If you are in crisis, contact The Crisis Center 24-hour Crisis Line: 303-688-8484, The National Domestic Violence Hotline at 1-800-799-SAFE (7233) or visit TheHotline.org.
DENVER (KDVR) — Forensic nurses at UCHealth are shining a light on the rise in violence during the COVID-19 pandemic. The healthcare system is one of the first to offer an outpatient clinic to victims of violence as well as specialized care.
Forensic nurses say the severity of violence during the pandemic is both evident and alarming. To put that in perspective, when the program started in 2017, the clinic was seeing about 20 patients a month. Now in 2022, they’re seeing about 200 victims a month.
Violence is surging across the country and Colorado is no exception. With the increase and April being Sexual Assault Awareness Month, UCHealth’s University of Colorado Hospital is raising awareness about the spike in severe violence and resources for victims in the Denver metro area.
UCHealth is one of few facilities to offer the Forensic Nurse Examiner Program. Christine Foote-Lucero is the program manager.
“During the pandemic, we definitely saw an increase in the severity of the violence,” Foote-Lucero said. “We are one of the only comprehensive forensic programs in the state, so we will see sexual assault victims, as well as patients affected by elder abuse, human trafficking, domestic violence, strangulation, vehicular assaults and gunshot wounds and stabbings.”

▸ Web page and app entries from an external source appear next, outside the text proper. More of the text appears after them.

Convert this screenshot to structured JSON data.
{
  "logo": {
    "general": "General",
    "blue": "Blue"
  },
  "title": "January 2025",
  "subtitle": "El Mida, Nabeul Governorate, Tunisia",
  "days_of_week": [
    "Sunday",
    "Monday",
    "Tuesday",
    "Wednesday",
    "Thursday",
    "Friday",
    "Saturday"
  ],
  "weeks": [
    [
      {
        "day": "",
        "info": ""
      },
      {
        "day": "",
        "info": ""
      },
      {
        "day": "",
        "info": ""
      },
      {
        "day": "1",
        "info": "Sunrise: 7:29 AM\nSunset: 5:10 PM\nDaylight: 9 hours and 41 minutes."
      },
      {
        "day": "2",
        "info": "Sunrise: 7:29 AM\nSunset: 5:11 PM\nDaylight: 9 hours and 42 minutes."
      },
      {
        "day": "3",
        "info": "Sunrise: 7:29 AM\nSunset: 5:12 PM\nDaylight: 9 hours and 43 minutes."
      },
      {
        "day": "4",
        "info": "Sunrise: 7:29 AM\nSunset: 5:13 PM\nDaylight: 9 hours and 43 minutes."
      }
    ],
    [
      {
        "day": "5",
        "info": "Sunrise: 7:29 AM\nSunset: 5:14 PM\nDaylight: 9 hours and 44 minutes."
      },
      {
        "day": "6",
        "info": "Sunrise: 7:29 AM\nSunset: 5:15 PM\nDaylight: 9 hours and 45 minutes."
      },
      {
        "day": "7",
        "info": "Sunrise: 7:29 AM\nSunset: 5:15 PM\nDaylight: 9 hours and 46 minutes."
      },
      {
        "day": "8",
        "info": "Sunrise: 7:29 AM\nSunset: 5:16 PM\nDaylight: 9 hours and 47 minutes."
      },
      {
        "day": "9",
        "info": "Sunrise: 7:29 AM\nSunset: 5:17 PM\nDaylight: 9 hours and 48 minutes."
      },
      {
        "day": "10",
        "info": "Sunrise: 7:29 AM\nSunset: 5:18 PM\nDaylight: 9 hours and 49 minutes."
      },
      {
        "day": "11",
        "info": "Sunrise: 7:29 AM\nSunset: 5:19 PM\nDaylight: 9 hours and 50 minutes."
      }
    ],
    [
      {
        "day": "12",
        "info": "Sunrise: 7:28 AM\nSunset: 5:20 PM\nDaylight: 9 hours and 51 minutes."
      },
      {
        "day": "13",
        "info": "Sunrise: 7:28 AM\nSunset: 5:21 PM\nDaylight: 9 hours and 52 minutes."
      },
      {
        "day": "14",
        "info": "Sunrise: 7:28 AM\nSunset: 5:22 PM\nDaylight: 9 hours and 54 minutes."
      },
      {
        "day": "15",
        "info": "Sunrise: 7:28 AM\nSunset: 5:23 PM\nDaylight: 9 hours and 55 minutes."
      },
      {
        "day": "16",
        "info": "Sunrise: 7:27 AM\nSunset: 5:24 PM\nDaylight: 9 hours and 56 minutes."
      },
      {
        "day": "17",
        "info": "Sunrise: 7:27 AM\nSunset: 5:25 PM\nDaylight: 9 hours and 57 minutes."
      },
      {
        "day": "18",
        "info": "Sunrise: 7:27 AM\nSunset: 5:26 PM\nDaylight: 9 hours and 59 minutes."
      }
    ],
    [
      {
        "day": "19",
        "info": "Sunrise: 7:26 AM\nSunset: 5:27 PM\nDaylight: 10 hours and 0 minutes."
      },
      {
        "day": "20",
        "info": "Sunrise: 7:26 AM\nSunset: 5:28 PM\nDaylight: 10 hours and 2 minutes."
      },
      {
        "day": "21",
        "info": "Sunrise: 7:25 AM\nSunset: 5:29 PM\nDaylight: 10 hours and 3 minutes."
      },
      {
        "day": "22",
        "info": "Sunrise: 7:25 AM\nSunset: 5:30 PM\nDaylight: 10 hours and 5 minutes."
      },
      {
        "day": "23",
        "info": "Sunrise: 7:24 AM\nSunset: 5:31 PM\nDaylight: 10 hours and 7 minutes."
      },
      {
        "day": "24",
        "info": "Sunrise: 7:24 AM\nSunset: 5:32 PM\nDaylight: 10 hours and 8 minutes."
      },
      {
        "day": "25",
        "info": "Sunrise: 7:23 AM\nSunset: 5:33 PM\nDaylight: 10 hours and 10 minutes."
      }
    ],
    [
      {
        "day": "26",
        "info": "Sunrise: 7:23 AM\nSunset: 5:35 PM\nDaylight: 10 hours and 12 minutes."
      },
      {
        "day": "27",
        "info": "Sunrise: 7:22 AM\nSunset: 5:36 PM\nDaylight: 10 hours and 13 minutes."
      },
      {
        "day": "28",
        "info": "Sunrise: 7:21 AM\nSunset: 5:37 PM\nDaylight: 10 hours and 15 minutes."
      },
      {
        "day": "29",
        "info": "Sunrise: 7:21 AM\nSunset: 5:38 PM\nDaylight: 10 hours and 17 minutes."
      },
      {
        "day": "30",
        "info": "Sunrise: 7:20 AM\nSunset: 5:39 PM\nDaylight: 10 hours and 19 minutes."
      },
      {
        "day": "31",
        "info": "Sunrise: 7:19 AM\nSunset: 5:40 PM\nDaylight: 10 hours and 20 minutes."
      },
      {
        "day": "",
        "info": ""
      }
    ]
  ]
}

Foote-Lucero and other specially trained nurses make sure victims are healthy, connect them with vital resources, serve as witness experts in court and collect evidence in special forensic suites if the victim is comfortable.
“It allows us to provide a quiet place to evaluate and treat patients that are affected by violence away from the chaos and noise of a typical emergency department,” Foote-Lucero said.
When patients arrive at the emergency department, a forensic nurse is called and there is always someone available as the program operates 24/7. From there, the victim will be in their specialized care and in the comfort of the suite, a safe space that is equipped with a shower, personal bathroom and more. Nurses say it brings a sense of trust and comfort after a traumatic event.
“It’s warm and inviting for our patients,” Foote-Lucero described.
UCHealth’s Forensic Nurse Program has grown so much that it offers a special outpatient clinic that allows victims to continue their healing process over time. According to a release from the facility, other programs in the state have been cut due to a lack of federal funds, but UCHealth prides itself on being fully funded and expanding while offering hundreds of victims support and continued healing.